Since you’re an expert on your chosen industry you’ll probably have a vague idea of how much money you need to raise. But humour us, and spent an afternoon sitting down and working through all of the figures. If you create a product, how much will it cost to produce? How much will it cost to send rewards out? How much will you need to pay for any staff or external services you use. Make sure you ask for all of the money you’ll need because you won’t be able to change your campaign target once you start crowdfunding.

Step 3: Decide on your rewards

If you launch a new product, will you send out the first run of those as backer rewards? If you run something with a membership, will people be able to access this if they back you?

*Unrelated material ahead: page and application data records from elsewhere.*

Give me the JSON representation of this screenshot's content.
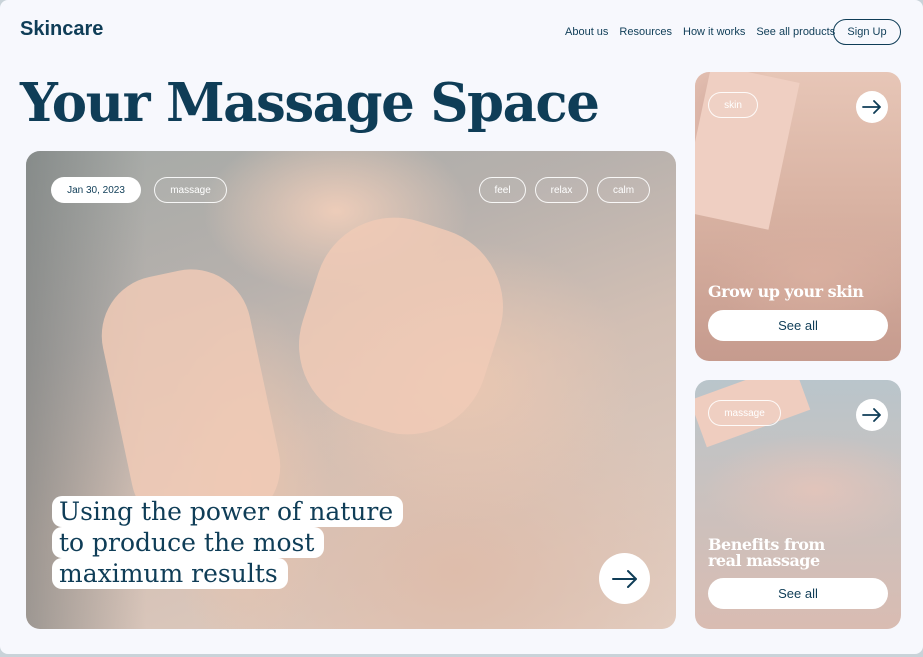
{
  "header": {
    "logo": "Skincare",
    "nav": [
      "About us",
      "Resources",
      "How it works",
      "See all products"
    ],
    "signup_label": "Sign Up"
  },
  "headline": "Your Massage Space",
  "hero": {
    "date": "Jan 30, 2023",
    "category": "massage",
    "tags": [
      "feel",
      "relax",
      "calm"
    ],
    "caption_lines": [
      "Using the power of nature",
      "to produce the most",
      "maximum results"
    ],
    "arrow_icon": "arrow-right-icon"
  },
  "cards": [
    {
      "tag": "skin",
      "title": "Grow up your skin",
      "button": "See all",
      "arrow_icon": "arrow-right-icon"
    },
    {
      "tag": "massage",
      "title_lines": [
        "Benefits from",
        "real massage"
      ],
      "button": "See all",
      "arrow_icon": "arrow-right-icon"
    }
  ],
  "colors": {
    "primary": "#0f3d57",
    "background": "#f7f8fd",
    "surface": "#ffffff"
  }
}
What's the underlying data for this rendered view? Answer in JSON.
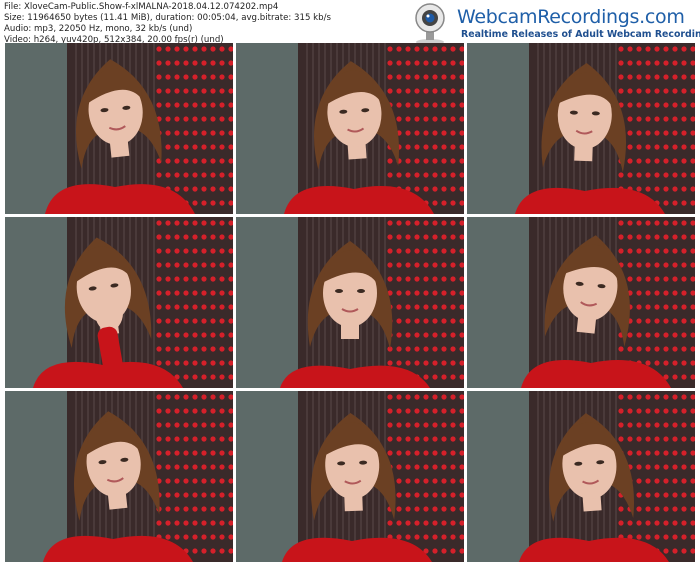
{
  "file_info": {
    "file": "File: XloveCam-Public.Show-f-xlMALNA-2018.04.12.074202.mp4",
    "size": "Size: 11964650 bytes (11.41 MiB), duration: 00:05:04, avg.bitrate: 315 kb/s",
    "audio": "Audio: mp3, 22050 Hz, mono, 32 kb/s (und)",
    "video": "Video: h264, yuv420p, 512x384, 20.00 fps(r) (und)"
  },
  "logo": {
    "title": "WebcamRecordings.com",
    "tagline": "Realtime Releases of Adult Webcam Recordings",
    "icon": "webcam-icon",
    "title_color": "#1f5fa8"
  },
  "thumbnails": [
    {
      "pose": "looking-left-smile"
    },
    {
      "pose": "looking-down-left"
    },
    {
      "pose": "smiling-down"
    },
    {
      "pose": "hand-at-mouth"
    },
    {
      "pose": "eyes-closed-smile"
    },
    {
      "pose": "looking-right"
    },
    {
      "pose": "looking-left-down"
    },
    {
      "pose": "looking-down"
    },
    {
      "pose": "smiling-down-left"
    }
  ],
  "colors": {
    "wall": "#6e7b79",
    "curtain": "#3a2a2a",
    "top": "#c8141a",
    "hair": "#6b4023",
    "skin": "#e9c1ad"
  }
}
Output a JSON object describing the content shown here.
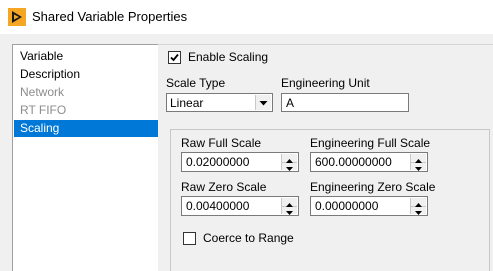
{
  "window": {
    "title": "Shared Variable Properties",
    "accent": "#f5a623"
  },
  "categories": [
    {
      "label": "Variable",
      "state": "normal"
    },
    {
      "label": "Description",
      "state": "normal"
    },
    {
      "label": "Network",
      "state": "disabled"
    },
    {
      "label": "RT FIFO",
      "state": "disabled"
    },
    {
      "label": "Scaling",
      "state": "selected"
    }
  ],
  "scaling": {
    "enable_label": "Enable Scaling",
    "enable_checked": true,
    "scale_type_label": "Scale Type",
    "scale_type_value": "Linear",
    "engineering_unit_label": "Engineering Unit",
    "engineering_unit_value": "A",
    "raw_full_scale_label": "Raw Full Scale",
    "raw_full_scale_value": "0.02000000",
    "engineering_full_scale_label": "Engineering Full Scale",
    "engineering_full_scale_value": "600.00000000",
    "raw_zero_scale_label": "Raw Zero Scale",
    "raw_zero_scale_value": "0.00400000",
    "engineering_zero_scale_label": "Engineering Zero Scale",
    "engineering_zero_scale_value": "0.00000000",
    "coerce_label": "Coerce to Range",
    "coerce_checked": false
  },
  "colors": {
    "selection": "#0078d7",
    "disabled_text": "#8c8c8c"
  }
}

Maybe you’re funding a creative project like a film or a show, but will you still make a profit if you give away tickets as rewards? Make sure the excitement levels of your rewards increase with levels of backing, and make sure you don’t overdo it with the funding levels – it doesn’t matter if you don’t hit every £5 increment.

Step 4: Promotion, promotion, promotion

Now that you’ve got your campaign more-or-less planned, how will you let people know? The first place to start is with your personal network. The public won’t contribute to an otherwise-empty campaign, so make sure you’ve got some mates primed to chip in as soon as you launch. Send press releases to let the media know what you’re up to. Make sure you’ve got lots of content going out on social media to draw attention to what you’re doing.

Step 5: Keep up the momentum

Once your campaign has started, you’re going to be tired. It’s best to accept that now. You need to be posting content every day and hounding people at every opportunity. You’re going to annoy people and you’re going to feel bad about it. To give yourself something new to talk about, try adding some new perks midway through to keep people interested. You also need to stay in touch with the people who have backed you to let them know how you’re getting on.

Step 6: Keep in touch

Once your campaign is over, give yourself a couple of days to recover. Thank everybody who put up with your constant crowdfunding talk. After that, you need to keep in touch with your backers at least until all of your rewards have been sent out. After all, these people are your customers now, and have trusted you to come through. If there are delays with sending out their rewards let them know, and if anything changes definitely keep them informed.


This is just an overview of some of the things you should think about when launching a rewards-based crowdfunding campaign. For more in-depth info, or to answer specific questions, check out HowNow for classes to help you along the way.